Over the summer, the Pennsylvania Supreme Court struck down the existing law that imposes mandatory minimum sentencing for anyone charged with delivering or possessing with intent to deliver drugs near a school zone. Originally, the minimum sentence requirement was two years in jail for anyone caught within 1,000 feet of a school.
As a criminal defense attorney, I have represented countless people charged with crimes ranging from very minor offenses to violent felonies. In almost all cases, I will have to answer questions put to me by my clients about the way they were treated by the police.

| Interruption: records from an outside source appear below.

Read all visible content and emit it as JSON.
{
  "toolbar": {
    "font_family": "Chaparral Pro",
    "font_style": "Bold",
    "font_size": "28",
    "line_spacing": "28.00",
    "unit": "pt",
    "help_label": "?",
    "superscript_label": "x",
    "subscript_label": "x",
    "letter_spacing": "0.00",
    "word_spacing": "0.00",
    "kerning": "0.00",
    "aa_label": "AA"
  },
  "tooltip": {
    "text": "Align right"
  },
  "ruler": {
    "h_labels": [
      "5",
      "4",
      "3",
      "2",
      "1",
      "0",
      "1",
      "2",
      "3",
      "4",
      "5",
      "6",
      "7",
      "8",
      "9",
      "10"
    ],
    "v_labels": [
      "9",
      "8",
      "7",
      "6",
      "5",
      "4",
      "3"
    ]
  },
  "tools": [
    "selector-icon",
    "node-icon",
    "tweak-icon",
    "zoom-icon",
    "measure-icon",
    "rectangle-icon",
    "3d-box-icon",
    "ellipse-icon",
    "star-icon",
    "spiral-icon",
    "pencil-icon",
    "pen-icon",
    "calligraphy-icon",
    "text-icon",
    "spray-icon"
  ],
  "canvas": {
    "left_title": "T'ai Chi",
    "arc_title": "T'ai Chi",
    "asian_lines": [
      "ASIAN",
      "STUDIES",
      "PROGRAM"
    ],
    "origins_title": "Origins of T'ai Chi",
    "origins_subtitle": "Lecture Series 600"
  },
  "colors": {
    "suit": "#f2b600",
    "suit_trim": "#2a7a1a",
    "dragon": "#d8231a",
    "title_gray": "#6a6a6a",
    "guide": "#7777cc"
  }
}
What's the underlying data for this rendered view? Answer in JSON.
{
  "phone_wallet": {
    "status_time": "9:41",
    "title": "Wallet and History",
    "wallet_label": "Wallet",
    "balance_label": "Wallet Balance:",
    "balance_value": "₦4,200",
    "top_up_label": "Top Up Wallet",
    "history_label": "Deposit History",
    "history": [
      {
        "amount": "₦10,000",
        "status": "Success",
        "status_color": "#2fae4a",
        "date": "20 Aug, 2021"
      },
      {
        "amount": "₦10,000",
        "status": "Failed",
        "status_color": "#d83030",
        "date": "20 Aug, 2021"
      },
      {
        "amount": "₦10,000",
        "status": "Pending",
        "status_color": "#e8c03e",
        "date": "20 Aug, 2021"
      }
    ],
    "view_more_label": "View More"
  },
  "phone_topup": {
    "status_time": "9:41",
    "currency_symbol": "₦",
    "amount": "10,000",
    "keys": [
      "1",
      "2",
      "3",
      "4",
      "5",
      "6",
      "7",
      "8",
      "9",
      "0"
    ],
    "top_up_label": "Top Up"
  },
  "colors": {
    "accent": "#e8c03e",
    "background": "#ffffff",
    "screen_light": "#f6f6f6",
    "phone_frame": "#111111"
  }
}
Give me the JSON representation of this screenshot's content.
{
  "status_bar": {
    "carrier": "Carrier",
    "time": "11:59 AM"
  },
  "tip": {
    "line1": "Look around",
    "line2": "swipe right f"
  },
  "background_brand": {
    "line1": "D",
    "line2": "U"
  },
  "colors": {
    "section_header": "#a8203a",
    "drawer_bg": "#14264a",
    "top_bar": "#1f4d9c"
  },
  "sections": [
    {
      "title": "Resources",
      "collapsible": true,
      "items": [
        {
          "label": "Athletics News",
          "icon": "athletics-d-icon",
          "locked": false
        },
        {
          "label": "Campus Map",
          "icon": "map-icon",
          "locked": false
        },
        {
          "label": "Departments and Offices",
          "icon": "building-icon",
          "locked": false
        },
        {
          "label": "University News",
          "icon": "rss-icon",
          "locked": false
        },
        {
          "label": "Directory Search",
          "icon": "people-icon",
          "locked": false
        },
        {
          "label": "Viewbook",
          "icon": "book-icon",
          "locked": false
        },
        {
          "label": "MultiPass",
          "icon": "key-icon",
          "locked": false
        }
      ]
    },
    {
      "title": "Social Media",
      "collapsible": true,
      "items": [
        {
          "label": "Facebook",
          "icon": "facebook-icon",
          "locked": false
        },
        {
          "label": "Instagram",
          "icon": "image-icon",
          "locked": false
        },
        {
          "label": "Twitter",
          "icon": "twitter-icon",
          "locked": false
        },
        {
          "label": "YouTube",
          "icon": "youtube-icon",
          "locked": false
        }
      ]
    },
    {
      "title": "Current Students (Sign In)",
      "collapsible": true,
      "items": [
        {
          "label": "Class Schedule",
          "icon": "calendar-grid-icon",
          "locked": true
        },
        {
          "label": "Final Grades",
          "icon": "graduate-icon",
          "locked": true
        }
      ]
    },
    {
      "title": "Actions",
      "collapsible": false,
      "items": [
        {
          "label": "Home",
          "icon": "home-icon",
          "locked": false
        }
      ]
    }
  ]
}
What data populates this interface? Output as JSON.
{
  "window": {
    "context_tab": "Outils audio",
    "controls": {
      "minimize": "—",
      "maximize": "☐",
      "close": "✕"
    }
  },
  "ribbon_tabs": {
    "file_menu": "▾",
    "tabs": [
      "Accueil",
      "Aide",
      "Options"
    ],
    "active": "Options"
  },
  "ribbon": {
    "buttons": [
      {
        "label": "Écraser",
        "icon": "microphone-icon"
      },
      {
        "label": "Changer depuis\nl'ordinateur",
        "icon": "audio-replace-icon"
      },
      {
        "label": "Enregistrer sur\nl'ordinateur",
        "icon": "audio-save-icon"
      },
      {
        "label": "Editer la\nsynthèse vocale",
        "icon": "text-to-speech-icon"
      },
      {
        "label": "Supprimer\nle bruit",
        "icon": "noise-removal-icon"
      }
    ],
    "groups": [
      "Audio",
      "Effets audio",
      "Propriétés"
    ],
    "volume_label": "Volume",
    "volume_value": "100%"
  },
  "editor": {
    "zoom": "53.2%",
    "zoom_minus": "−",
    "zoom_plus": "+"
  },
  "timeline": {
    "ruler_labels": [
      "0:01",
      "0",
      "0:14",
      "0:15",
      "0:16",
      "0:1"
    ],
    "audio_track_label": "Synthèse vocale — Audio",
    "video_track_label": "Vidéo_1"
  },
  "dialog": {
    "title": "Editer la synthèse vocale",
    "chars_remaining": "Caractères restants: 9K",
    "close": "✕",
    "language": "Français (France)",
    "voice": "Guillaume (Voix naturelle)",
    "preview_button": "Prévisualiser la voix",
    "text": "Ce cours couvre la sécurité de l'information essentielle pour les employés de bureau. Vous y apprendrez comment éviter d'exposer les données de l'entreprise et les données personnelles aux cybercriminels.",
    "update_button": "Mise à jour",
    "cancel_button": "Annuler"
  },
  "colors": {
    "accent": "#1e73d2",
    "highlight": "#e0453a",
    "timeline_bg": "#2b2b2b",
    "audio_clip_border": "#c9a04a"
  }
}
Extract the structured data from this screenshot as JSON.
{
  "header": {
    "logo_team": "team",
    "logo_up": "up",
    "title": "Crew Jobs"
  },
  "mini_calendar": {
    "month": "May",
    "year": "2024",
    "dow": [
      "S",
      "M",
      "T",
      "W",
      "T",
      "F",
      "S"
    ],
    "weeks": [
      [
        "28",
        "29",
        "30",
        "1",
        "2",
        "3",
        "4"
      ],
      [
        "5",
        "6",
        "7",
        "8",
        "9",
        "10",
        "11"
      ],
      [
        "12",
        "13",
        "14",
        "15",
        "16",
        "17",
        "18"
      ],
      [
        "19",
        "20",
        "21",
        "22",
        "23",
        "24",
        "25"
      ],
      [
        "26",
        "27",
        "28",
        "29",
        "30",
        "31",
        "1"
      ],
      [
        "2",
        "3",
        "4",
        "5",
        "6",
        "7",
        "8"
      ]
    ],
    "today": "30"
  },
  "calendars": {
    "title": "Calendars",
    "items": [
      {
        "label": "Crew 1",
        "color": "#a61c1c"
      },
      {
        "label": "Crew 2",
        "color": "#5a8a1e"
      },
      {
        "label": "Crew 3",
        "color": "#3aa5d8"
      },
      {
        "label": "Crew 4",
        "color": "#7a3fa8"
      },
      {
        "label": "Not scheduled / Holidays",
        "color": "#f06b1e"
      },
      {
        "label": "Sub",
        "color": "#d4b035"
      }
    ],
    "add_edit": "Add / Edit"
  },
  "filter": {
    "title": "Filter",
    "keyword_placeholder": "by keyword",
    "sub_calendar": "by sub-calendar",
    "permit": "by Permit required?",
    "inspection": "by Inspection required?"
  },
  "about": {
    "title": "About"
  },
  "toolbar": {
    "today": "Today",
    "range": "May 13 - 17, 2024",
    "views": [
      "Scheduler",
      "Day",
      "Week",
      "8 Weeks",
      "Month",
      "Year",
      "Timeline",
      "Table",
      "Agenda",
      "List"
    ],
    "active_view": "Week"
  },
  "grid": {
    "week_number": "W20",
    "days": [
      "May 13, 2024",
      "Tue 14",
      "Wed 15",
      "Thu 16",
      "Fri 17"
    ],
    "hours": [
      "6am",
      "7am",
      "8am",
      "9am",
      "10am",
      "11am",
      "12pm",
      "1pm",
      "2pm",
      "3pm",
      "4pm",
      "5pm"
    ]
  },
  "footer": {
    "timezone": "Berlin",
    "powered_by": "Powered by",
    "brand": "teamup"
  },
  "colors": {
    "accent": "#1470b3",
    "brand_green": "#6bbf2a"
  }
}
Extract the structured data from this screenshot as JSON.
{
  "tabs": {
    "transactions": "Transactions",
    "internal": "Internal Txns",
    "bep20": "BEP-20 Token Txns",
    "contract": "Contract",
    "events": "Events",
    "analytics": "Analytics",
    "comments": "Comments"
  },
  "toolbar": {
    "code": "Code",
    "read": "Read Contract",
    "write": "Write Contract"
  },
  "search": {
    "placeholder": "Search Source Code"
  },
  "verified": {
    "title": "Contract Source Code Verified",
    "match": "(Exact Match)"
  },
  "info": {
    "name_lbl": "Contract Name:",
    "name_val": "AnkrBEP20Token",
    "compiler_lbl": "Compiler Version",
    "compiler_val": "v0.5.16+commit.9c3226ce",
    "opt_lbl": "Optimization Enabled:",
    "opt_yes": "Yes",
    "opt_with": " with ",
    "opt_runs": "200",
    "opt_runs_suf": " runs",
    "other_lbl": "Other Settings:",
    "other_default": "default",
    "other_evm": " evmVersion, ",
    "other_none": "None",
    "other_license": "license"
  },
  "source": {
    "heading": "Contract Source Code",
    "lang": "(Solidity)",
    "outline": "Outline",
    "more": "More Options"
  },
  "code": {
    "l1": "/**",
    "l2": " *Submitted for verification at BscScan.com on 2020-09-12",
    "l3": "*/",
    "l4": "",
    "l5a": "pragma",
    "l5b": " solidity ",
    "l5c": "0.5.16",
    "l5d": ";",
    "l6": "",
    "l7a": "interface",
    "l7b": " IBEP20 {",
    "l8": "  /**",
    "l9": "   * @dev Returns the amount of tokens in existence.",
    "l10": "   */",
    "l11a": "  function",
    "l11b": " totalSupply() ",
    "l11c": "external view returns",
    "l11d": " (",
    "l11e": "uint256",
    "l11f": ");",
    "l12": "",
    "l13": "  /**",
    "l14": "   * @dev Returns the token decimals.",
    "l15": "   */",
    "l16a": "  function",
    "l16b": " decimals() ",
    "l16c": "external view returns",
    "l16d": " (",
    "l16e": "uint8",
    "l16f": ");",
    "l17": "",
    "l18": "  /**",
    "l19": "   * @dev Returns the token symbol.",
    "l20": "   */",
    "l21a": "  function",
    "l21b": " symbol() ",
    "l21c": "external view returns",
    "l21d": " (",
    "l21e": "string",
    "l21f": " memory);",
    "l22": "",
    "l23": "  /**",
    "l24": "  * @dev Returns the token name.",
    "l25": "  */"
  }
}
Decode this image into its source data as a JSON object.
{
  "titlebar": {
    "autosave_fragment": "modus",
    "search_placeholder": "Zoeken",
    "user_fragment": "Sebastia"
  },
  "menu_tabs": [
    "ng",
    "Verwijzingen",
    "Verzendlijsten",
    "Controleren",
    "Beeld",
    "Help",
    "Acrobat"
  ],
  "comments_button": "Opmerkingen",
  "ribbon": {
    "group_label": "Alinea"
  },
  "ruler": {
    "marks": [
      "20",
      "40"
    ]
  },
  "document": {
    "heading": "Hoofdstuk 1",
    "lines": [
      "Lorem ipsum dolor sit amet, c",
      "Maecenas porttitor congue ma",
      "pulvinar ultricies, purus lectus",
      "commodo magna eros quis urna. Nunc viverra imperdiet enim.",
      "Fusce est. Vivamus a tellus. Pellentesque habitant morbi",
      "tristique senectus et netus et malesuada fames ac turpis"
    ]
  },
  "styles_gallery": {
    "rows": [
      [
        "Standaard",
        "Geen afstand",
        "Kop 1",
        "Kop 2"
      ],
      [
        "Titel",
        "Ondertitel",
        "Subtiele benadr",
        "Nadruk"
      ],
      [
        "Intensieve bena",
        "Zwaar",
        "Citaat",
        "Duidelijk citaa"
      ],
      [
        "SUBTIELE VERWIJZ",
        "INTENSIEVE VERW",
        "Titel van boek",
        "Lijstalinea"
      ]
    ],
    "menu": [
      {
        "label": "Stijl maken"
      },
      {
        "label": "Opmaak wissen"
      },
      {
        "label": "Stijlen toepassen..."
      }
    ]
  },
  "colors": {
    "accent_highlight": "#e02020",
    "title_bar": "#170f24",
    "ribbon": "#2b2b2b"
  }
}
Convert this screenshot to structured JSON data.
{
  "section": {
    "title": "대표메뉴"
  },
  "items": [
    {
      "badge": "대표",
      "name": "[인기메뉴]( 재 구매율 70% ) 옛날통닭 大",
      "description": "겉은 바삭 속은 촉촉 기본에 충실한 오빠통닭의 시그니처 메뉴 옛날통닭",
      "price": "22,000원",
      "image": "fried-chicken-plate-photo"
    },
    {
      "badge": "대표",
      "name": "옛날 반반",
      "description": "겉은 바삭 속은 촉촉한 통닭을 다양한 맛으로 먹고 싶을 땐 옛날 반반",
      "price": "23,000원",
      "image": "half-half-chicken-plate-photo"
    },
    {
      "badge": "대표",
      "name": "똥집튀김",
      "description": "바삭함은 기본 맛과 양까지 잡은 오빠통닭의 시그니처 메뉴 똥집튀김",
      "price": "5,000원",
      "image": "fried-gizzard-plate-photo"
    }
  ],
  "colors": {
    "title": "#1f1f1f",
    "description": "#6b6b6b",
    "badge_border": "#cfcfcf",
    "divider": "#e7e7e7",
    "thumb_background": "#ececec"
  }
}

More often than not, my answers surprise my clients who typically have some serious misconceptions about what the police are and are not allowed to do. Not only have I devoted my professional career to understanding the permissible contours of a police-citizen encounter, I also had the privilege of teaching a class on this material at Tufts University , a prestigious school outside of Boston, Massachusetts. This article is the first in a series of articles discussing what police are and are not allowed to do.
If you have been charged with a crime in Pennsylvania the first major step in the process is called a preliminary hearing. All cases (except for summary offenses)-whether a person is charged with first degree murder or shoplifting-commence with what you will often hear attorneys refer to as a "prelim." But what is it? How does it work? Why is it important?